Friday, June 19, 2009

Swine Flu

One of the more poignant aspects of the 'ethnicization' of Jewish Identity, is the substitution of sentiment for substance. I first encountered this, as a child, when my parents explained the difference between 'Kosher' and "kosher style.' The latter simply referred to treyfe food that was prepared according to Eastern European palates. Later I came to understand that satisfying those palates was a mode of Jewish self-identification, and therefore possessed some (limited) value. After all, no one would think of ordering a glass of milk with their treyfe pastrami.

The thing about such, non-substantial modes of affiliation is that they become ever more tenuous as time, and generations, go on. The latest example of this process of attenuation is the rise in pork consumption among Jews. Once this was the ultimate shibboleth. Now, however, savoring pork appears to be quite au courant. Personally, while the mangiatori del carne suina are pleased with the shock value that attends their new-found pleasure, I am far from shocked. In fact, I'm surprised it's taken this long.

The Jewish revulsion from pork is historically remarkable. In ancient times, Jews preferred to be martyred, rather than partake thereof. In post-Expulsion Spain, refraining from pork could be a one-way ticket to the torture chambers of the Inquisition. On the other hand, as Professor Haym Soloveitchik has noted, it is unclear why pork products elicited such a strong reaction when other (equally, or even more serious) forbidden foods did not. In any event, the identification of pork with the ultimately taboo is a long standing Jewish trait. [After all, how does one say absolutely forbidden in Yiddish? Chazer Treyf.]

At the end of the day, however, the emotional response to pork is simply an expression of a deeper commitment to Judaism and Jewry. As with many forms of ethnicity, after the regulae are dispensed with, it may maintain itself for a generation or so. However, in the absence of an axiological commitment (and the willingness to pay the price for that commitment) it will inevitably pass away. This is what happened to the taboo against intermarriage, and this is exactly the case with the taboo against pork.

So the pork-eating Jews may enjoy themselves. [חזיר געגעסען הנאה געהאט.] However, their newly found pleasure only confirms the fact that despite their sophisticated, post-modern, Jewish self-fashioning they (or their children) are on the precipice of Jewish oblivion.
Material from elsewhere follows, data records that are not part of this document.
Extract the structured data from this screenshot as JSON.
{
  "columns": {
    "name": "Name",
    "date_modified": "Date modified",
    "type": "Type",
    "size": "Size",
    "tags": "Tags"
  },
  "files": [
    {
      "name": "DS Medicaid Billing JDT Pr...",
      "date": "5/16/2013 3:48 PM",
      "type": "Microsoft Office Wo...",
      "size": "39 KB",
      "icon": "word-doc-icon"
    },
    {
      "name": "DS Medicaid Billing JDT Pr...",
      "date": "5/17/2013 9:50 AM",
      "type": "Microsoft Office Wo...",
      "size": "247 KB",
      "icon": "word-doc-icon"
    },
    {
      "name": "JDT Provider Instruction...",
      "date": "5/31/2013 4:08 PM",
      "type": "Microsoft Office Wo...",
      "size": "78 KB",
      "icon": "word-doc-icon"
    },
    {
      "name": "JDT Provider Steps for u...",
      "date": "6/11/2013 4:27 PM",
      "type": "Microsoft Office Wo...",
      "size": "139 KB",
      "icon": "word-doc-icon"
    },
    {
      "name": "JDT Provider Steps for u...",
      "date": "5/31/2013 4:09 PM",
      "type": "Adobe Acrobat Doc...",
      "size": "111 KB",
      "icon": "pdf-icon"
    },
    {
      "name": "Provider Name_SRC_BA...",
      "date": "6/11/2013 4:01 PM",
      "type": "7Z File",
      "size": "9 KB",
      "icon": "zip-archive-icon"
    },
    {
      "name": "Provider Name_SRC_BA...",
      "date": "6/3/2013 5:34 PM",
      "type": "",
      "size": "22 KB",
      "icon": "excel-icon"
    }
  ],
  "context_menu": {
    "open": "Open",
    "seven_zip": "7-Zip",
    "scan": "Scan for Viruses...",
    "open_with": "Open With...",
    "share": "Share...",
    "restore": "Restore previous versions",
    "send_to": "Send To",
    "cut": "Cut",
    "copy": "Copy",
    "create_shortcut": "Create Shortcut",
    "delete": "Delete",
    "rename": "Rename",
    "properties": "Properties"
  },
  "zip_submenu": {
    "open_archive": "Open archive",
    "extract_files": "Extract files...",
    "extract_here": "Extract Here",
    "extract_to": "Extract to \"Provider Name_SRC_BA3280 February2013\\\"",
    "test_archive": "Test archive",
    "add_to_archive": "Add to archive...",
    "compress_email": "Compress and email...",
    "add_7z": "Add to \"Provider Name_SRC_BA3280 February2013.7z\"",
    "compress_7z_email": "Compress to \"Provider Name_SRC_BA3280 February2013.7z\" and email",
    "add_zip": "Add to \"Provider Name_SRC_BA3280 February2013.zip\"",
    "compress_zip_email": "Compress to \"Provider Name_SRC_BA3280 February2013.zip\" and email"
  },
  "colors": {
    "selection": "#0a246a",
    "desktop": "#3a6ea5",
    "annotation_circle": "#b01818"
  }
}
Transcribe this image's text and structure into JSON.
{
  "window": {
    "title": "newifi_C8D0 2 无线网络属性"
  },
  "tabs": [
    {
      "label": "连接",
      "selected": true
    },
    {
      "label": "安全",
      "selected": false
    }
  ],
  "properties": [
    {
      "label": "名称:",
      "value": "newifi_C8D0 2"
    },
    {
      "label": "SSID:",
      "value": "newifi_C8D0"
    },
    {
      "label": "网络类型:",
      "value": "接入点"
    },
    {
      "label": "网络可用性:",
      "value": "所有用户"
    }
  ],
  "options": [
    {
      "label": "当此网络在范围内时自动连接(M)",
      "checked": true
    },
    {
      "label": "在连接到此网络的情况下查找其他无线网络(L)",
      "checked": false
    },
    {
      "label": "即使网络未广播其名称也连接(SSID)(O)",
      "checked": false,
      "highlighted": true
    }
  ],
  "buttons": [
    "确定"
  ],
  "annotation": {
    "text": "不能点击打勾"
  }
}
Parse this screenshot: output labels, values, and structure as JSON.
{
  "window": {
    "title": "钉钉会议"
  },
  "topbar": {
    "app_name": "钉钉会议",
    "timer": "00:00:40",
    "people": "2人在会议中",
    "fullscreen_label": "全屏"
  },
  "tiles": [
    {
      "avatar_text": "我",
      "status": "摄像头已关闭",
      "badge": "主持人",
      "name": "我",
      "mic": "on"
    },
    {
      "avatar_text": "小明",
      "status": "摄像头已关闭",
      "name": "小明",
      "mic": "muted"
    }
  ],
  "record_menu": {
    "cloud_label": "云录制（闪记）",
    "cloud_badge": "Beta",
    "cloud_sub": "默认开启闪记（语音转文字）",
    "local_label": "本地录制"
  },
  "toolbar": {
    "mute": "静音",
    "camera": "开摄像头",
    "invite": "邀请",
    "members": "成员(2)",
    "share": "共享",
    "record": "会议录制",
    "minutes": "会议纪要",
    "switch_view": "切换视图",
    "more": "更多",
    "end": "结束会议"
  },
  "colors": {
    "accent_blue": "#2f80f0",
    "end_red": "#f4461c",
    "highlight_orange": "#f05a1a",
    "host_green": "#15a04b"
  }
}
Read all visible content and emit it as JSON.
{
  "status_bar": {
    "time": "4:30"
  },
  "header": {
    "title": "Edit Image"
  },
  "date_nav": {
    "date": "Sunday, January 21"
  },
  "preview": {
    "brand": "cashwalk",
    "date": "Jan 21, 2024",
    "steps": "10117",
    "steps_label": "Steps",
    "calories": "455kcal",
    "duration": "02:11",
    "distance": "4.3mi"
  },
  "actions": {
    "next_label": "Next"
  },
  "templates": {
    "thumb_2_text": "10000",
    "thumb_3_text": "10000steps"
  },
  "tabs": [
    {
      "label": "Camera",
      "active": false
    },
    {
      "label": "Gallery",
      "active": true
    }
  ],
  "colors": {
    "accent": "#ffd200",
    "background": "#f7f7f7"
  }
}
That is the tragedy.


Nachum said...

I think it's worse than that: These hipsters are choosing, as their method of Jewish self-identification, something that perversely is consciously (that's the important word here) contrary to Jewish tradition, thus speeding up the process.

This isn't, say, Reform, that thinks that treif is OK. These people *know* Jewish tradition frowns on it, and thus they do it.

Ben Bayit said...

how far behind can 'moshech orlaso' be?

Y. Ben-David said...

I once came upon a reference to pigs in the Gemara and it referred to it by the euphemism "davar aher" (that other thing). I asked the Rav giving the shiur why this one particular issur merited being considered almost an obcene word. The Rav said that the pig is the symbol of hypocrisy (one kosher siman, the foot, it puts out in front, hiding its non-kosher siman-not chewing its cud) and this was an allusion to the Romans who ruled in Eretz Israel seeing as how they hypocritcally claimed they were civilized and supported the rule of law, while having destroyed the Beit HaMikdash, suppressed Torah learning and observance and countenanced barbaric practices like gladiatorial games. Thus, we see HAZAL was telling us that the pig was uniquely as symbol of hostility of everything that Torah and Judaism stand for.